Write out the whole listing below exactly, skipping each picture.
RAW DATA: Begin
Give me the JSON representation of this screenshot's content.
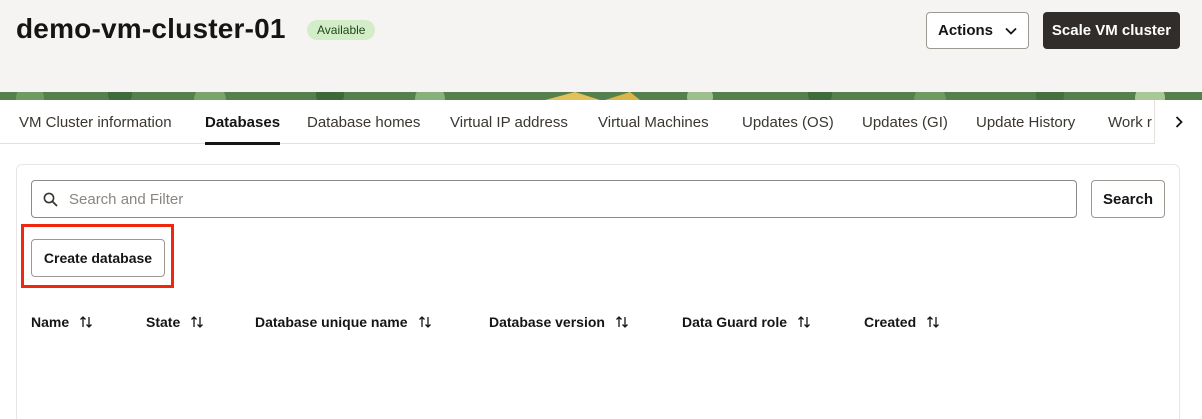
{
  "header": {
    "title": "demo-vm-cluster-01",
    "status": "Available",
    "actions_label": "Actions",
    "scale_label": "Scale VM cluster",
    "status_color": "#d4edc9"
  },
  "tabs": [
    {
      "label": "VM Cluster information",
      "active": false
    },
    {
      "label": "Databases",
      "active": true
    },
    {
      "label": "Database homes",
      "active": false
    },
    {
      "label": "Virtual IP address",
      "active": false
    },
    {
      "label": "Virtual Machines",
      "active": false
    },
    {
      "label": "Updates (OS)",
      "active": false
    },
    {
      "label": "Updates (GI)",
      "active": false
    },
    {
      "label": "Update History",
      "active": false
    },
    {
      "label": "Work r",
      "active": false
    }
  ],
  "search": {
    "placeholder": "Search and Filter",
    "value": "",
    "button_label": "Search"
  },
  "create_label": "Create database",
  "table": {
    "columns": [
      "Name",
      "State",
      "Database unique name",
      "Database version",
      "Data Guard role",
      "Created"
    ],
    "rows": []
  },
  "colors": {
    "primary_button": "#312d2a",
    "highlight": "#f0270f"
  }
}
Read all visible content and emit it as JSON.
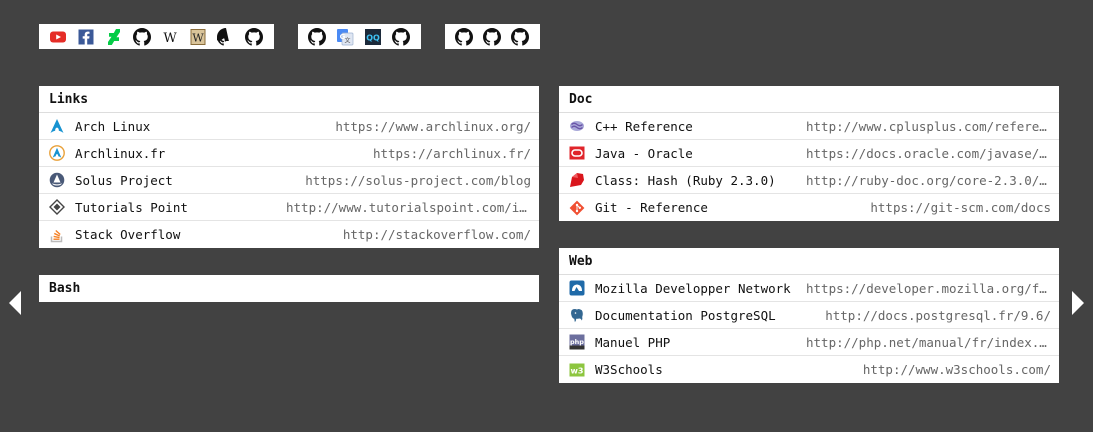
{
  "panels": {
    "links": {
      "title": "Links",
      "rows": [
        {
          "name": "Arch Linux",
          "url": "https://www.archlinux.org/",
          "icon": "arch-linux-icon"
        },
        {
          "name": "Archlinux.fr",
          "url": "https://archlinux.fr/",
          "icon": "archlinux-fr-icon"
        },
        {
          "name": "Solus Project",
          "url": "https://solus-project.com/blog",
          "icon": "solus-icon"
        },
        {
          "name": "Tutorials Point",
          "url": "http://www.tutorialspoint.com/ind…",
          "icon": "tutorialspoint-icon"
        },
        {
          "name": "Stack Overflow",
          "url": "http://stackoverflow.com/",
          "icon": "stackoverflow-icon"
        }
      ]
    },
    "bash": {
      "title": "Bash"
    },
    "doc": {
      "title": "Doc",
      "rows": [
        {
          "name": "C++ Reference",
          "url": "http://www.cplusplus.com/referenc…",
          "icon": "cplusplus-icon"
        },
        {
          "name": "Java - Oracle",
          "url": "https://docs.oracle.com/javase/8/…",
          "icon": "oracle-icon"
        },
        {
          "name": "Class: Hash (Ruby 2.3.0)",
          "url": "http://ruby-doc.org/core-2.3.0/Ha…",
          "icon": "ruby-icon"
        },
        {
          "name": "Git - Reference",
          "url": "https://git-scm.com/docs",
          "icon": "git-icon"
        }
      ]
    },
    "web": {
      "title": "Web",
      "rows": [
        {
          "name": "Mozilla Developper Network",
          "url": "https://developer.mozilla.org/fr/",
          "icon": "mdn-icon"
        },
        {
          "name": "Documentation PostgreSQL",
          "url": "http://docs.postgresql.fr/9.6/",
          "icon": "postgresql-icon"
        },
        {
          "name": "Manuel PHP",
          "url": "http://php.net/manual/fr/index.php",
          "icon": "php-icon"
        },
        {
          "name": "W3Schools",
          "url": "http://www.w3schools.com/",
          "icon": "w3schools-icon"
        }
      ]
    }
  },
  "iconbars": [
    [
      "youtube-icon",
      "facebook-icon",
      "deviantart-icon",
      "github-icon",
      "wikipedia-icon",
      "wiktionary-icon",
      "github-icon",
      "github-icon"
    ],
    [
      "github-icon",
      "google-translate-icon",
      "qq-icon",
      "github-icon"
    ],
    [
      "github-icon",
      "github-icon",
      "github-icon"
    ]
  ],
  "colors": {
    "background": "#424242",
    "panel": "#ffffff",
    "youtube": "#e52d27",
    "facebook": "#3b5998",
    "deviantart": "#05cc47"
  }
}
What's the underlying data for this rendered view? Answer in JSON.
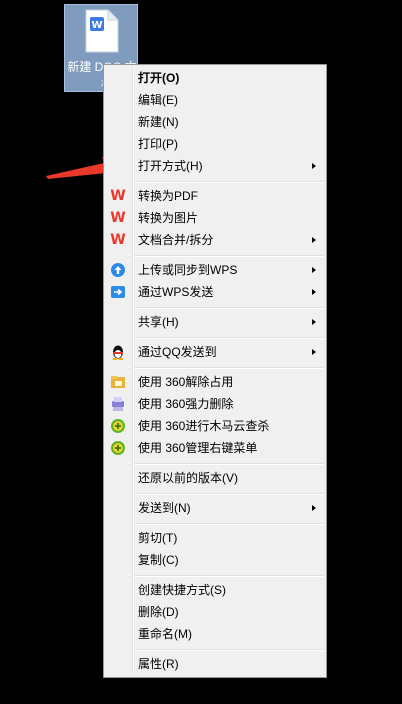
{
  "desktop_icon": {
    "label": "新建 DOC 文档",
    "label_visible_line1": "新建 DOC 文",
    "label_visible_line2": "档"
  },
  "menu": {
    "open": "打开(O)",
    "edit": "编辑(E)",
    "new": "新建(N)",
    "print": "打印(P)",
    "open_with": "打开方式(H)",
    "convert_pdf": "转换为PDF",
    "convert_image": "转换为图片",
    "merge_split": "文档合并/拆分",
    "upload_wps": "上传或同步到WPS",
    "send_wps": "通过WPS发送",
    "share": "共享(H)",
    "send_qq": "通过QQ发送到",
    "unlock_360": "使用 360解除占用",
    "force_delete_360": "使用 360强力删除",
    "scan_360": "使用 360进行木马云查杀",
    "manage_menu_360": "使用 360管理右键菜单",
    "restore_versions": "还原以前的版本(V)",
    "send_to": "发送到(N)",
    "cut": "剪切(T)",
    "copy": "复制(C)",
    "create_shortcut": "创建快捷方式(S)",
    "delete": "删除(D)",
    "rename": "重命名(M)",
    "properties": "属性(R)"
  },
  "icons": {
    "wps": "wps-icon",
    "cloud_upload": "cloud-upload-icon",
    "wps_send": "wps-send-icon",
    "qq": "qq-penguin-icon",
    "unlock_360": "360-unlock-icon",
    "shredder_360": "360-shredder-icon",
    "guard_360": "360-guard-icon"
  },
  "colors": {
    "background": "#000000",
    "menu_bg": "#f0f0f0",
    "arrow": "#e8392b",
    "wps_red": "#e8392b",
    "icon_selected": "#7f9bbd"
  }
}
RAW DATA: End
TASK OUTPUT
Give me the JSON representation of this screenshot's content.
{
  "header": {
    "title": "demo-vm-cluster-01",
    "status": "Available",
    "actions_label": "Actions",
    "scale_label": "Scale VM cluster",
    "status_color": "#d4edc9"
  },
  "tabs": [
    {
      "label": "VM Cluster information",
      "active": false
    },
    {
      "label": "Databases",
      "active": true
    },
    {
      "label": "Database homes",
      "active": false
    },
    {
      "label": "Virtual IP address",
      "active": false
    },
    {
      "label": "Virtual Machines",
      "active": false
    },
    {
      "label": "Updates (OS)",
      "active": false
    },
    {
      "label": "Updates (GI)",
      "active": false
    },
    {
      "label": "Update History",
      "active": false
    },
    {
      "label": "Work r",
      "active": false
    }
  ],
  "search": {
    "placeholder": "Search and Filter",
    "value": "",
    "button_label": "Search"
  },
  "create_label": "Create database",
  "table": {
    "columns": [
      "Name",
      "State",
      "Database unique name",
      "Database version",
      "Data Guard role",
      "Created"
    ],
    "rows": []
  },
  "colors": {
    "primary_button": "#312d2a",
    "highlight": "#f0270f"
  }
}
Read all visible content and emit it as JSON.
{
  "panels": {
    "links": {
      "title": "Links",
      "rows": [
        {
          "name": "Arch Linux",
          "url": "https://www.archlinux.org/",
          "icon": "arch-linux-icon"
        },
        {
          "name": "Archlinux.fr",
          "url": "https://archlinux.fr/",
          "icon": "archlinux-fr-icon"
        },
        {
          "name": "Solus Project",
          "url": "https://solus-project.com/blog",
          "icon": "solus-icon"
        },
        {
          "name": "Tutorials Point",
          "url": "http://www.tutorialspoint.com/ind…",
          "icon": "tutorialspoint-icon"
        },
        {
          "name": "Stack Overflow",
          "url": "http://stackoverflow.com/",
          "icon": "stackoverflow-icon"
        }
      ]
    },
    "bash": {
      "title": "Bash"
    },
    "doc": {
      "title": "Doc",
      "rows": [
        {
          "name": "C++ Reference",
          "url": "http://www.cplusplus.com/referenc…",
          "icon": "cplusplus-icon"
        },
        {
          "name": "Java - Oracle",
          "url": "https://docs.oracle.com/javase/8/…",
          "icon": "oracle-icon"
        },
        {
          "name": "Class: Hash (Ruby 2.3.0)",
          "url": "http://ruby-doc.org/core-2.3.0/Ha…",
          "icon": "ruby-icon"
        },
        {
          "name": "Git - Reference",
          "url": "https://git-scm.com/docs",
          "icon": "git-icon"
        }
      ]
    },
    "web": {
      "title": "Web",
      "rows": [
        {
          "name": "Mozilla Developper Network",
          "url": "https://developer.mozilla.org/fr/",
          "icon": "mdn-icon"
        },
        {
          "name": "Documentation PostgreSQL",
          "url": "http://docs.postgresql.fr/9.6/",
          "icon": "postgresql-icon"
        },
        {
          "name": "Manuel PHP",
          "url": "http://php.net/manual/fr/index.php",
          "icon": "php-icon"
        },
        {
          "name": "W3Schools",
          "url": "http://www.w3schools.com/",
          "icon": "w3schools-icon"
        }
      ]
    }
  },
  "iconbars": [
    [
      "youtube-icon",
      "facebook-icon",
      "deviantart-icon",
      "github-icon",
      "wikipedia-icon",
      "wiktionary-icon",
      "github-icon",
      "github-icon"
    ],
    [
      "github-icon",
      "google-translate-icon",
      "qq-icon",
      "github-icon"
    ],
    [
      "github-icon",
      "github-icon",
      "github-icon"
    ]
  ],
  "colors": {
    "background": "#424242",
    "panel": "#ffffff",
    "youtube": "#e52d27",
    "facebook": "#3b5998",
    "deviantart": "#05cc47"
  }
}
What's the underlying data for this rendered view? Answer in JSON.
{
  "desktop_icon": {
    "label": "新建 DOC 文档",
    "label_visible_line1": "新建 DOC 文",
    "label_visible_line2": "档"
  },
  "menu": {
    "open": "打开(O)",
    "edit": "编辑(E)",
    "new": "新建(N)",
    "print": "打印(P)",
    "open_with": "打开方式(H)",
    "convert_pdf": "转换为PDF",
    "convert_image": "转换为图片",
    "merge_split": "文档合并/拆分",
    "upload_wps": "上传或同步到WPS",
    "send_wps": "通过WPS发送",
    "share": "共享(H)",
    "send_qq": "通过QQ发送到",
    "unlock_360": "使用 360解除占用",
    "force_delete_360": "使用 360强力删除",
    "scan_360": "使用 360进行木马云查杀",
    "manage_menu_360": "使用 360管理右键菜单",
    "restore_versions": "还原以前的版本(V)",
    "send_to": "发送到(N)",
    "cut": "剪切(T)",
    "copy": "复制(C)",
    "create_shortcut": "创建快捷方式(S)",
    "delete": "删除(D)",
    "rename": "重命名(M)",
    "properties": "属性(R)"
  },
  "icons": {
    "wps": "wps-icon",
    "cloud_upload": "cloud-upload-icon",
    "wps_send": "wps-send-icon",
    "qq": "qq-penguin-icon",
    "unlock_360": "360-unlock-icon",
    "shredder_360": "360-shredder-icon",
    "guard_360": "360-guard-icon"
  },
  "colors": {
    "background": "#000000",
    "menu_bg": "#f0f0f0",
    "arrow": "#e8392b",
    "wps_red": "#e8392b",
    "icon_selected": "#7f9bbd"
  }
}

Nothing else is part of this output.